There is another skill we need to develop in order to avoid unfairly assassinating someone’s character: giving people credit for who they’ve proven to be over time.
Why are we so tempted to re-evaluate everything we think we know about a person in the moments when they hurt us?
People are going to hurt us, and that doesn’t mean that they are actually NOT kind, that they do NOT care, or that we’ve misunderstood them. (Understand, I’m not talking about abusive relationships here). It just means that relationships are difficult.
Here’s what we need to learn: don’t give negative experiences with a person more weight than positive ones. At least, don’t let one negative experience wipe out ten positive ones. Give people credit for their history.
How do we do this?
Talk. Have a conversation. When someone has a history of treating you well followed by a really bad experience, talk to them. Wait until you’ve processed it with some trusted people, wait until you’ve calmed down a bit, and then approach the conversation with a sense of humility. “Hey, ___ happened, and I’m hurt. Would you mind sharing your perspective with me on this?”

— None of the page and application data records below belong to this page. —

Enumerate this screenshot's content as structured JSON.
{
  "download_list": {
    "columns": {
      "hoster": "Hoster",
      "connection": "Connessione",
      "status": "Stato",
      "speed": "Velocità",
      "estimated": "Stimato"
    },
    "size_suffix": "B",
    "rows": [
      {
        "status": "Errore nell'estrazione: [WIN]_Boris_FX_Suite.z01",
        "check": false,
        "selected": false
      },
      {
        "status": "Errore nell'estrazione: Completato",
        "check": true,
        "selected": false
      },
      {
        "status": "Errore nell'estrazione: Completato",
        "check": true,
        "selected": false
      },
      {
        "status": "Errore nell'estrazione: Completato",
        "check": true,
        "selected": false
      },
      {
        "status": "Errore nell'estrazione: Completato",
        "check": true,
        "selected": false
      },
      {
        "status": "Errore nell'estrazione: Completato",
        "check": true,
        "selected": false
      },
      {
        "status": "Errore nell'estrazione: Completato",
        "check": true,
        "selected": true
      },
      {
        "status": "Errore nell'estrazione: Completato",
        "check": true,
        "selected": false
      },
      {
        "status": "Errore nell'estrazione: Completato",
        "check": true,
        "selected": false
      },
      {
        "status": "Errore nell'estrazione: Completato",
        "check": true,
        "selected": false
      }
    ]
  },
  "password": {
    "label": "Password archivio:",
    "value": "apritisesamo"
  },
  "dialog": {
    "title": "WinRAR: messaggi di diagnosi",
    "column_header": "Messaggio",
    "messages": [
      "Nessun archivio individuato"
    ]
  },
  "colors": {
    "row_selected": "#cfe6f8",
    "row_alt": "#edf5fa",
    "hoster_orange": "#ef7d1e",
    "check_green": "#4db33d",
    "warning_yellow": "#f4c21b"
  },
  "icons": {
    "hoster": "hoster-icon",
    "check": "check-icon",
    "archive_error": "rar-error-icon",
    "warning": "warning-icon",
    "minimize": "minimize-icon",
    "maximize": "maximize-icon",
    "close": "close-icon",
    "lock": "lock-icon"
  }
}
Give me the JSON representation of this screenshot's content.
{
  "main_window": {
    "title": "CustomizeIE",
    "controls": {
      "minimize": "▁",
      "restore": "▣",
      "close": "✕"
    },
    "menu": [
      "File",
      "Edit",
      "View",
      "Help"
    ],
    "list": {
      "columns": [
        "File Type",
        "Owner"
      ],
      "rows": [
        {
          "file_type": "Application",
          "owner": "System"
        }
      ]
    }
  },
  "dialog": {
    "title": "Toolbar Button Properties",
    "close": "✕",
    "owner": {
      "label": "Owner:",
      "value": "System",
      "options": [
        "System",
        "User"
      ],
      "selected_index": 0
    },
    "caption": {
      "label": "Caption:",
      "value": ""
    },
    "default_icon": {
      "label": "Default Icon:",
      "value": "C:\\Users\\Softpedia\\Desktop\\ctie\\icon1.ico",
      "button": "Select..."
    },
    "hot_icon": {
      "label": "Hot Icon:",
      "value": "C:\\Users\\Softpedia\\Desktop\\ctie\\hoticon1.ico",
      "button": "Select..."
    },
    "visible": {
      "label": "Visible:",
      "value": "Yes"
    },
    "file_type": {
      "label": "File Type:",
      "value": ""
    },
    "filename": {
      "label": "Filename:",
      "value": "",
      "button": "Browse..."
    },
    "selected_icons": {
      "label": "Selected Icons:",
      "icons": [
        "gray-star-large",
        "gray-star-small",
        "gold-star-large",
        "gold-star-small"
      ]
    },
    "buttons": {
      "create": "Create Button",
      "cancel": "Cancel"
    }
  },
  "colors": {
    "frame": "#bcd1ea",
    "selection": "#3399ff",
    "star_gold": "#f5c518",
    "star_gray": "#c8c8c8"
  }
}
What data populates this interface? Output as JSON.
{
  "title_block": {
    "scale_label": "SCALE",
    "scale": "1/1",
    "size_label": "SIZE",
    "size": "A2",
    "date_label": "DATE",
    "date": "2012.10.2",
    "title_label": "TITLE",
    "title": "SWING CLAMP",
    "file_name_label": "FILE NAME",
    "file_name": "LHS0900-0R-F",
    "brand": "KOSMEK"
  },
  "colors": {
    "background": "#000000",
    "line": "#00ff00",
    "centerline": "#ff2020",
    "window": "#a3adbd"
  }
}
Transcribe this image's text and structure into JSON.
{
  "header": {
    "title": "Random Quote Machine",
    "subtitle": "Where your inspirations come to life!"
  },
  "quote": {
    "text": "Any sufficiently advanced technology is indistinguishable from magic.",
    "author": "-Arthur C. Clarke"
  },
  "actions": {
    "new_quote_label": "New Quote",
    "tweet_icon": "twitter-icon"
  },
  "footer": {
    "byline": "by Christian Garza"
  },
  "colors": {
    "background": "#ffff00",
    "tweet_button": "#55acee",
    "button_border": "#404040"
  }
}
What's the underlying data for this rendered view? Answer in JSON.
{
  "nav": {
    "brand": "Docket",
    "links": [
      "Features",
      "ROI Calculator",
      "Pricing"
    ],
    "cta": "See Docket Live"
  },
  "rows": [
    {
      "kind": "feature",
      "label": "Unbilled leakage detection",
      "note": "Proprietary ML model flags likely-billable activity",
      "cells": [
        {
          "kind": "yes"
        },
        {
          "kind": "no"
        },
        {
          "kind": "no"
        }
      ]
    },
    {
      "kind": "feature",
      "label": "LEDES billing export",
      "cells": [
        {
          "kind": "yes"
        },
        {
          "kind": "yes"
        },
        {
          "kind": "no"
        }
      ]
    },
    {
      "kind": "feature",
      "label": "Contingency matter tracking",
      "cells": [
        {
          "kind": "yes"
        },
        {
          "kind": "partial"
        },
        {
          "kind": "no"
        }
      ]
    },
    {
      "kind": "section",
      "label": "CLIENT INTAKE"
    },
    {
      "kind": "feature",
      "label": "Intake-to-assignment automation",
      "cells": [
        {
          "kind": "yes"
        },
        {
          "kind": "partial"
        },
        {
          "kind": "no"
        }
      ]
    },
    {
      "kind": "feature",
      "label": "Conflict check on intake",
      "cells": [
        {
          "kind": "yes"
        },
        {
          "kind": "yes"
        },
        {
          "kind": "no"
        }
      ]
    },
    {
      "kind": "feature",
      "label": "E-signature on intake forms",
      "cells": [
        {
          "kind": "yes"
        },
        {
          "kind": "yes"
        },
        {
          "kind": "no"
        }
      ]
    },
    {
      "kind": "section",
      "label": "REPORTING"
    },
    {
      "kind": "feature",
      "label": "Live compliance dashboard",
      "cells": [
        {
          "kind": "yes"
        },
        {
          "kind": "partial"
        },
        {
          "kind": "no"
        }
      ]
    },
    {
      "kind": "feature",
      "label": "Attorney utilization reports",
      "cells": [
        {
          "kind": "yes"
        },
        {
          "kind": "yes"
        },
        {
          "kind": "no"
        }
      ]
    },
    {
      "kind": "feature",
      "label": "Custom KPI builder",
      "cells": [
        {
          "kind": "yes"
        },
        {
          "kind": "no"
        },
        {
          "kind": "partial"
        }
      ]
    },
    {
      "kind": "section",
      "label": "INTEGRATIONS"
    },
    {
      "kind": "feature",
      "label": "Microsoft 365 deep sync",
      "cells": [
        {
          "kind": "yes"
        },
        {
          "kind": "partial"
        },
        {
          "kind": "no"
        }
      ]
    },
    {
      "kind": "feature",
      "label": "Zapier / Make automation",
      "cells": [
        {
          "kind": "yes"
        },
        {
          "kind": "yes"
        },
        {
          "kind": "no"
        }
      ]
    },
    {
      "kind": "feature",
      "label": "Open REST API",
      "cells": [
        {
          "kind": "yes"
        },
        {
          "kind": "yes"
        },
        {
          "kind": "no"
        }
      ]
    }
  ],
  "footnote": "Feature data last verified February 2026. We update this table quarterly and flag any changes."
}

Having a conversation can go a long ways towards overcoming relational problems. It provides clarity on the events, which may resolve the conflict in an of itself, and it grounds us. It prevents us from too hasty in our judgments of others. That’s really our main goal: learning not to be too hasty in judging others.